▸ **Goal of the exercise**: Could you retype all of the records exactly, leaving out every picture?

--- Data listing ---

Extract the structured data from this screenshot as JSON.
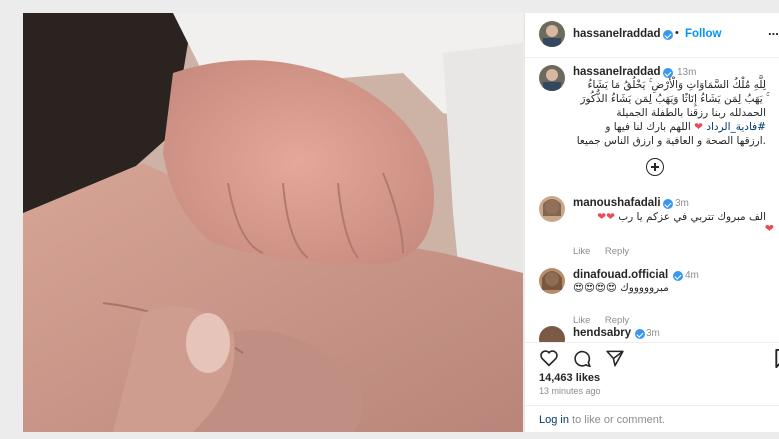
{
  "post": {
    "author": "hassanelraddad",
    "follow_label": "Follow",
    "separator": "•",
    "more": "..."
  },
  "caption": {
    "author": "hassanelraddad",
    "time": "13m",
    "line1": "لِلَّهِ مُلْكُ السَّمَاوَاتِ وَالْأَرْضِ ۚ يَخْلُقُ مَا يَشَاءُ",
    "line2": "ۚ يَهَبُ لِمَن يَشَاءُ إِنَاثًا وَيَهَبُ لِمَن يَشَاءُ الذُّكُورَ",
    "line3": "الحمدلله ربنا رزقنا بالطفلة الجميلة",
    "line4_tag": "#فادية_الرداد",
    "line4_text": "اللهم بارك لنا فيها و",
    "line5": ".ارزقها الصحة و العافية و ارزق الناس جميعا"
  },
  "comments": [
    {
      "author": "manoushafadali",
      "time": "3m",
      "text": "الف مبروك تتربي في عزكم يا رب",
      "like": "Like",
      "reply": "Reply"
    },
    {
      "author": "dinafouad.official",
      "time": "4m",
      "text": "مبروووووك",
      "emojis": "😍😍😍😍",
      "like": "Like",
      "reply": "Reply"
    },
    {
      "author": "hendsabry",
      "time": "3m"
    }
  ],
  "stats": {
    "likes": "14,463 likes",
    "time_ago": "13 minutes ago"
  },
  "footer": {
    "login_link": "Log in",
    "login_rest": "to like or comment."
  },
  "colors": {
    "link_blue": "#0095f6",
    "verified": "#3897f0",
    "heart_red": "#ed4956"
  }
}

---

▸ **Solution**:
Extract the structured data from this screenshot as JSON.
{
  "post": {
    "author": "hassanelraddad",
    "follow_label": "Follow",
    "separator": "•",
    "more": "..."
  },
  "caption": {
    "author": "hassanelraddad",
    "time": "13m",
    "line1": "لِلَّهِ مُلْكُ السَّمَاوَاتِ وَالْأَرْضِ ۚ يَخْلُقُ مَا يَشَاءُ",
    "line2": "ۚ يَهَبُ لِمَن يَشَاءُ إِنَاثًا وَيَهَبُ لِمَن يَشَاءُ الذُّكُورَ",
    "line3": "الحمدلله ربنا رزقنا بالطفلة الجميلة",
    "line4_tag": "#فادية_الرداد",
    "line4_text": "اللهم بارك لنا فيها و",
    "line5": ".ارزقها الصحة و العافية و ارزق الناس جميعا"
  },
  "comments": [
    {
      "author": "manoushafadali",
      "time": "3m",
      "text": "الف مبروك تتربي في عزكم يا رب",
      "like": "Like",
      "reply": "Reply"
    },
    {
      "author": "dinafouad.official",
      "time": "4m",
      "text": "مبروووووك",
      "emojis": "😍😍😍😍",
      "like": "Like",
      "reply": "Reply"
    },
    {
      "author": "hendsabry",
      "time": "3m"
    }
  ],
  "stats": {
    "likes": "14,463 likes",
    "time_ago": "13 minutes ago"
  },
  "footer": {
    "login_link": "Log in",
    "login_rest": "to like or comment."
  },
  "colors": {
    "link_blue": "#0095f6",
    "verified": "#3897f0",
    "heart_red": "#ed4956"
  }
}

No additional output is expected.